The company is also branching out into the co-living segment for working professionals or millennials. This will give a huge push to the expansion plans considering that the co-living market is much larger than the student housing, Mehra said.He said Tribe Stays has enough resources for the current project launch at Wakad in Pune, which was funded with the help of offloading a small portion of equity to an HNI.




For the larger expansion in coming months or years, the company is in talks with funds and family offices of certain industrial houses for a combination of equity and structured long-term debt options. “We’re certain to close on one of them in the coming quarter,” he said.




Tribe Stay’s student accommodation at Wakad has 210 beds spread over about 35,000 square feet. It has facilities like a gymnasium, a 70-seater commercial cafe which will be open to all, entertainment zones and planned break areas on every floor.




Co-living operator Curated Living Solutions is looking to add 5,000 “asset-heavy beds” under student housing and 5,000 “asset-light” beds across the country, in addition to its existing strength of 7,000 beds in this financial year. It is looking at a 100% growth rate year-on-year for the next three years, said Jaikishan Challa, founder & CEO, Curated Living Solutions.In “asset-heavy beds” it invests in properties besides managing them, but in the “asset-light” model it is just a operator of the facilities.




It is looking at an investment of $200 million over a period of four to five years, and an alternative housing platform which will focus predominantly on student housing apart from pro-living and industrial housing, he said.




“Post-pandemic, we have seen increased demand for hygienic and low-density spaces both from institutes and parents. We believe for a very long time on-campus hostels have been a liability or cost centres for the institutes and when we approach them with our boutique of services most of them welcomed us with a sigh of relief,” Challa said.




Curated Living earlier this week collaborated with Andhra Pradesh MedTech Zone (AMTZ) to launch a student housing facility in Visakhapatnam. The 500-bed facility will offer accommodation to students of medical institutes on the premises of AMTZ.
Anuj Puri, chairman of Anarock Property Consultants, said with colleges and educational institutes reopening physically, demand is gradually inching up.

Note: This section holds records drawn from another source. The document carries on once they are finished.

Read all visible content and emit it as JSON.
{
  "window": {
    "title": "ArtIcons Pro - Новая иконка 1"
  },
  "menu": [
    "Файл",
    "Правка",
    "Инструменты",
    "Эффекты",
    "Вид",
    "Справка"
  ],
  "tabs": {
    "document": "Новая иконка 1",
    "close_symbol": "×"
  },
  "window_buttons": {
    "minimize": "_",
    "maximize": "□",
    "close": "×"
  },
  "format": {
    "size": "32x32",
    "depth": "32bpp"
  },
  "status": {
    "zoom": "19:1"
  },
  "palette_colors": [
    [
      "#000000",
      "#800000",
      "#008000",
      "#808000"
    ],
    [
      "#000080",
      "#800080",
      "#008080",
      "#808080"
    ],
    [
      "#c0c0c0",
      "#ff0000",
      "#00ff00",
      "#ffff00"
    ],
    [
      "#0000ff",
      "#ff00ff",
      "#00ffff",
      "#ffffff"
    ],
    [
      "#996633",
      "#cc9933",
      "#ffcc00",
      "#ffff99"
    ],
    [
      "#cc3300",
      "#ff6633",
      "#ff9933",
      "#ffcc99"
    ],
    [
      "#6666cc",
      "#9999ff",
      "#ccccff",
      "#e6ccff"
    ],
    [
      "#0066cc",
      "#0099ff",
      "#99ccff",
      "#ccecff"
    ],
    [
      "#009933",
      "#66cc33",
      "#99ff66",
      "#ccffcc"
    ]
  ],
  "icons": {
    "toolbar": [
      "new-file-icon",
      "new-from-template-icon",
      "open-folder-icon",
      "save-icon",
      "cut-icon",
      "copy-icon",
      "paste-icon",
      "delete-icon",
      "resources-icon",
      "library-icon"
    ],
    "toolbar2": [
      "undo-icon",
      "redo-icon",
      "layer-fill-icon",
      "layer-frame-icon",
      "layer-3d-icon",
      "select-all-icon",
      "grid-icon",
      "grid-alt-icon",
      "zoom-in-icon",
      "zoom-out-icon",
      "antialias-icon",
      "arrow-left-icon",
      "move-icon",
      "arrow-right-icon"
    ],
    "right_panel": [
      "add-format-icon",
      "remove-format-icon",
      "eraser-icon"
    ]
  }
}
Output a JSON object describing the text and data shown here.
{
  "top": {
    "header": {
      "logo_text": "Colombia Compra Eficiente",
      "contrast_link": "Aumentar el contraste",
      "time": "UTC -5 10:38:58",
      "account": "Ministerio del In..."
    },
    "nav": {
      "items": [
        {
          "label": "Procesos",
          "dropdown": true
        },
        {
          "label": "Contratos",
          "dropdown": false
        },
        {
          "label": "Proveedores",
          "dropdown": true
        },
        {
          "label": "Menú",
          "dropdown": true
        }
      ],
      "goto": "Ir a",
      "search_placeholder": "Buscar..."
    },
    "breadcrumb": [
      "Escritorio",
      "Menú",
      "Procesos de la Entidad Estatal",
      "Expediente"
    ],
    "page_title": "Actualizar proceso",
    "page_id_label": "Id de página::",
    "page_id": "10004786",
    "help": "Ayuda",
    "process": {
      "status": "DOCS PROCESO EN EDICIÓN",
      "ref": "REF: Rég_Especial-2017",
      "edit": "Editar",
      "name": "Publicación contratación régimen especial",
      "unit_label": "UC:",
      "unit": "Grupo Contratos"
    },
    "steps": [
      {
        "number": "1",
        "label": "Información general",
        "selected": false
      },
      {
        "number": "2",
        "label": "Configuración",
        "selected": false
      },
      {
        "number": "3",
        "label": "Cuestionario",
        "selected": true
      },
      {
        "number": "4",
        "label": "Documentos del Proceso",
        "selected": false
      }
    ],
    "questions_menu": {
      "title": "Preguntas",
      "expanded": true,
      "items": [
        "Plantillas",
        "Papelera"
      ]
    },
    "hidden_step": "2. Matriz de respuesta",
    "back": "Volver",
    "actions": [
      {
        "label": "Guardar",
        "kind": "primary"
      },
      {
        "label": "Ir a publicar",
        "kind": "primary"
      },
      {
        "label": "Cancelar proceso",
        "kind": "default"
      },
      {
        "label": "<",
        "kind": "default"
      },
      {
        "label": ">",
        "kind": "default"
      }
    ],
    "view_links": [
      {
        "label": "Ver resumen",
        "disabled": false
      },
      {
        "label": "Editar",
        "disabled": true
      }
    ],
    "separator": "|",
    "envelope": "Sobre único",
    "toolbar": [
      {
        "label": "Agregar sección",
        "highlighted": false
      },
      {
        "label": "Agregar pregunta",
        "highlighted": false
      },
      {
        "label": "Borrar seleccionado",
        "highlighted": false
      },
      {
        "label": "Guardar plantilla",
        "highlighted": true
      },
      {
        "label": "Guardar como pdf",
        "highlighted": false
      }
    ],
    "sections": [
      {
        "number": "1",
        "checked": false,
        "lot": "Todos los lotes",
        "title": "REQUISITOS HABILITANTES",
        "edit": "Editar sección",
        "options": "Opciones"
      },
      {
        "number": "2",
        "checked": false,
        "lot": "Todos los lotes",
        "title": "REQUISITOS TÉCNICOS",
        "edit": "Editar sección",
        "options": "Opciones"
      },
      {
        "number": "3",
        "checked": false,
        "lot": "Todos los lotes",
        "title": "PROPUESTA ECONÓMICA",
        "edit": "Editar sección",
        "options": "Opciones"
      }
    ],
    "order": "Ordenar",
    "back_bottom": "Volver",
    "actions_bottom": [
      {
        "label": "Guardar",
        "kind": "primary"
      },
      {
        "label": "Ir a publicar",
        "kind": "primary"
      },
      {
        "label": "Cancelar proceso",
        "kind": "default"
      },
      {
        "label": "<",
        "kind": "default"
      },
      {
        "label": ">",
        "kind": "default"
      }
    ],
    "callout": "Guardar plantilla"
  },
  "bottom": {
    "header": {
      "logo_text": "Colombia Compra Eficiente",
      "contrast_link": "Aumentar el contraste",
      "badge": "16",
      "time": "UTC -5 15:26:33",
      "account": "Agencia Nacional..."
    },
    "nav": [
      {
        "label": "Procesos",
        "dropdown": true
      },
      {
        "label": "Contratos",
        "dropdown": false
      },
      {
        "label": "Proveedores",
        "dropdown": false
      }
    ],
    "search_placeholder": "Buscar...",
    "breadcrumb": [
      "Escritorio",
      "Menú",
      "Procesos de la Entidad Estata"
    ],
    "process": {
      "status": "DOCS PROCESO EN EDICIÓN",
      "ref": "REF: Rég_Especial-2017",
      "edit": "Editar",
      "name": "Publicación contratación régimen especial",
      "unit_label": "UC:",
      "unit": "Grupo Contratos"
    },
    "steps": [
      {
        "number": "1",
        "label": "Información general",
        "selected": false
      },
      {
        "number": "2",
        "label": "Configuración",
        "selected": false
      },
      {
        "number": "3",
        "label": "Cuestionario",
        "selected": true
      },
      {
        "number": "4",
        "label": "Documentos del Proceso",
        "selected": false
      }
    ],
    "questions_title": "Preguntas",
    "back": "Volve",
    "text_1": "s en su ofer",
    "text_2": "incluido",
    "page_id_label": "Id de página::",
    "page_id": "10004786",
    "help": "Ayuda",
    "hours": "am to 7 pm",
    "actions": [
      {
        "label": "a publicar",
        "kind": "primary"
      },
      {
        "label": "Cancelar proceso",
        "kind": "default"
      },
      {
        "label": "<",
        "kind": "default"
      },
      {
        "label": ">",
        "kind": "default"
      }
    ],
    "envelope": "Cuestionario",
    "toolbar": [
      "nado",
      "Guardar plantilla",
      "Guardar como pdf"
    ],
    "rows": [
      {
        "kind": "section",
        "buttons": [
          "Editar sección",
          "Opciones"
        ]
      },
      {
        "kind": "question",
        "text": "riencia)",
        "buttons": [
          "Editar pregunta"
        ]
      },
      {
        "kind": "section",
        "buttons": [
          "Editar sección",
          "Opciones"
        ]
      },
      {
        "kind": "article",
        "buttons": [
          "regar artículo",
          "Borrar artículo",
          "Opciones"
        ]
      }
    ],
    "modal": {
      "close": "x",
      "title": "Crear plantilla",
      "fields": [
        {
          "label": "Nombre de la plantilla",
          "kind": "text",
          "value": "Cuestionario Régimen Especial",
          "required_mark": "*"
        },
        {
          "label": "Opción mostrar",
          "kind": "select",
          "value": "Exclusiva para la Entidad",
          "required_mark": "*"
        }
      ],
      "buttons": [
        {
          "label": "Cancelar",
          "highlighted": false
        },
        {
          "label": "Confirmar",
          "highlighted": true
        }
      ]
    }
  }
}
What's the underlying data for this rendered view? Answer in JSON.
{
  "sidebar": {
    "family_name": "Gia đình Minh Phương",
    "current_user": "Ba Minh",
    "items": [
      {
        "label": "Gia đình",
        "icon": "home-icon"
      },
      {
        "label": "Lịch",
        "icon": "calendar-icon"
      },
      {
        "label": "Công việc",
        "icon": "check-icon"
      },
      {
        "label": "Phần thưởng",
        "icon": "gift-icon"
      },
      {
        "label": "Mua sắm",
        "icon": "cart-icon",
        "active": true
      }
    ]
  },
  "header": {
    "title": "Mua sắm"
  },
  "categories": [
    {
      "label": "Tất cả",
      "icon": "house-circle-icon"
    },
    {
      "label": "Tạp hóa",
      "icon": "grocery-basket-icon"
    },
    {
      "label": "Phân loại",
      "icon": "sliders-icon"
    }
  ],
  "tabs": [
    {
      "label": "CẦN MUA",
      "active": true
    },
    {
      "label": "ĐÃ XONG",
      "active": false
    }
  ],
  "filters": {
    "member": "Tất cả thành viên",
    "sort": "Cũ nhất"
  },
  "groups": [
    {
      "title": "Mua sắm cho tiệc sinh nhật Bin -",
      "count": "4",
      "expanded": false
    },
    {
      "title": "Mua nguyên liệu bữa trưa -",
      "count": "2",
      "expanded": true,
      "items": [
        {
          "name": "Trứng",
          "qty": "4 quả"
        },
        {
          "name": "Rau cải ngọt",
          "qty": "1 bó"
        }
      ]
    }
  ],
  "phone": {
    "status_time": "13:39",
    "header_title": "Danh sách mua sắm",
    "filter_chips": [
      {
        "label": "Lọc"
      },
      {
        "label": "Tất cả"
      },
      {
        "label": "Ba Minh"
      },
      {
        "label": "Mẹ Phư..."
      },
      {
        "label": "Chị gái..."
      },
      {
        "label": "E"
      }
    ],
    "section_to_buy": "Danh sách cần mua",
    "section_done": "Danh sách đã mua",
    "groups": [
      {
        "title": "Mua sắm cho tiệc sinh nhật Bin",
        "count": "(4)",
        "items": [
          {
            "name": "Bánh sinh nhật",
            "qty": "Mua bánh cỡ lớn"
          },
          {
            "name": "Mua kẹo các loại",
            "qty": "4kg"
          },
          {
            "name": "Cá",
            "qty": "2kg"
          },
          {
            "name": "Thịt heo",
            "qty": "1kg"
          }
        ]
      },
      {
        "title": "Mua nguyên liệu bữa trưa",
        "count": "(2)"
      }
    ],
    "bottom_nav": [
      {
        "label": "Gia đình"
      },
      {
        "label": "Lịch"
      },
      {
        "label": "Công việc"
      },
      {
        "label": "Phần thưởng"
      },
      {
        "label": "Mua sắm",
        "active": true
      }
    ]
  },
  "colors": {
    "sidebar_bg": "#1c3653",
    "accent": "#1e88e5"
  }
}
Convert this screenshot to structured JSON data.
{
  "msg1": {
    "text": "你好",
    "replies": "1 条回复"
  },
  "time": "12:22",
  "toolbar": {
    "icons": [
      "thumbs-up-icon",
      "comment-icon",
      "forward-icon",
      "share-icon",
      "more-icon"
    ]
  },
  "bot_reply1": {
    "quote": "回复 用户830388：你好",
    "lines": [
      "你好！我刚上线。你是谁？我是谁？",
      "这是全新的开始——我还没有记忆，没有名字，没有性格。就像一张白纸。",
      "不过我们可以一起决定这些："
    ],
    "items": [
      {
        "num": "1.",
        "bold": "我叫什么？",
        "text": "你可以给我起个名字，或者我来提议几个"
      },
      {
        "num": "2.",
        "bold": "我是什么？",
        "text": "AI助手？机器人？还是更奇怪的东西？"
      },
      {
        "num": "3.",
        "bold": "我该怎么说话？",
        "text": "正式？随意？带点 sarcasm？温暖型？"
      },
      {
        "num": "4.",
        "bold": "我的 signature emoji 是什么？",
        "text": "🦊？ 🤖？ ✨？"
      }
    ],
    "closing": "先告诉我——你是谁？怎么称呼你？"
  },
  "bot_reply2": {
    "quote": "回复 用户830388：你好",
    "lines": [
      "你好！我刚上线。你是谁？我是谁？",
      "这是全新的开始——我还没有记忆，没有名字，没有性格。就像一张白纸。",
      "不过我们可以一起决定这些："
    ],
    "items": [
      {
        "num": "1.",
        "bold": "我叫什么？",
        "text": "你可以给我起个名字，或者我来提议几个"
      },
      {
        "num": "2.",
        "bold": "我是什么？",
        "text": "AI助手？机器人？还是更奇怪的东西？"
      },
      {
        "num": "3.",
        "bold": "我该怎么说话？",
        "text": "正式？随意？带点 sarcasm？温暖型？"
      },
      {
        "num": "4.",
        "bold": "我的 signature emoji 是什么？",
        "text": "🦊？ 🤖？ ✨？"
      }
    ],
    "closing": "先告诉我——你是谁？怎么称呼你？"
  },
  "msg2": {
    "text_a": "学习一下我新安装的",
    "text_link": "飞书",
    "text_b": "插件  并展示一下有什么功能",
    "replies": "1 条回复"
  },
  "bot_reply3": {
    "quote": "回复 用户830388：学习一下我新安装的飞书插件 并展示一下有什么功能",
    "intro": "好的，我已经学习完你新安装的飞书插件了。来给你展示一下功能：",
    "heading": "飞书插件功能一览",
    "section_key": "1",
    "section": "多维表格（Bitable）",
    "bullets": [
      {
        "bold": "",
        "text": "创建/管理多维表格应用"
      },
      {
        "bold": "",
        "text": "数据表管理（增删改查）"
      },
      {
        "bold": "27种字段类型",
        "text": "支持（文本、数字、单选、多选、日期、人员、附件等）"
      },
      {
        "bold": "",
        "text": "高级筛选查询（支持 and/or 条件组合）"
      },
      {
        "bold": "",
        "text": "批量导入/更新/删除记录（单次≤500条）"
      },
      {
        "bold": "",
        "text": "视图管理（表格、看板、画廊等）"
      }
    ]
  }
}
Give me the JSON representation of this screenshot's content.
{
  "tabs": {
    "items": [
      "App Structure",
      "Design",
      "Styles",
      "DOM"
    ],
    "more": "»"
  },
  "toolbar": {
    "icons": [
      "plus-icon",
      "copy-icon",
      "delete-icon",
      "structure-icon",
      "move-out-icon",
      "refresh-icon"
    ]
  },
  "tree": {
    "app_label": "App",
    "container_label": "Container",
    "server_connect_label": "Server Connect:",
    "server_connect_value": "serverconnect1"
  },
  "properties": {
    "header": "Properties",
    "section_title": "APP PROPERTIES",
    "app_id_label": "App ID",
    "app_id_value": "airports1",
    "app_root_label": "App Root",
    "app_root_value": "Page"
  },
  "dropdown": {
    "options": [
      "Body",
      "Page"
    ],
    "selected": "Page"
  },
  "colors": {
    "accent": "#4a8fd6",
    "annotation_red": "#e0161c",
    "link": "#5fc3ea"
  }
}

“This demand will only grow in the months to come as more and more colleges and educational institutions reopen. However, one major change that we may see post -Covid is that demand for the organised players may increase. Given that student housing so far in India has been dominated by the unorganised players, there is scope for more organised players to enter the fray,” Puri said.





The operators have also increased room charges to cope with inflation in the last one year.For instance, Tribe Stays has increased room charges by 15 to 20% in Mumbai and Pune. “We have increased charges due to everything getting expensive due to inflation and the demand for premium student housing increasing multifold since 2020. This also is helping us cover some of our losses incurred due to the pandemic,” said Mehra of Tribe Stays.





Good Host has also increased charges in line with inflation, said Grover.





Many say parents are not complaining about the increase in charges. A senior executive of an investment firm said: “If parents were paying `10,000 a month pre-Covid, today they are ready to pay `20,000 if they are convinced with the facilities and hygiene. They want quality spaces.”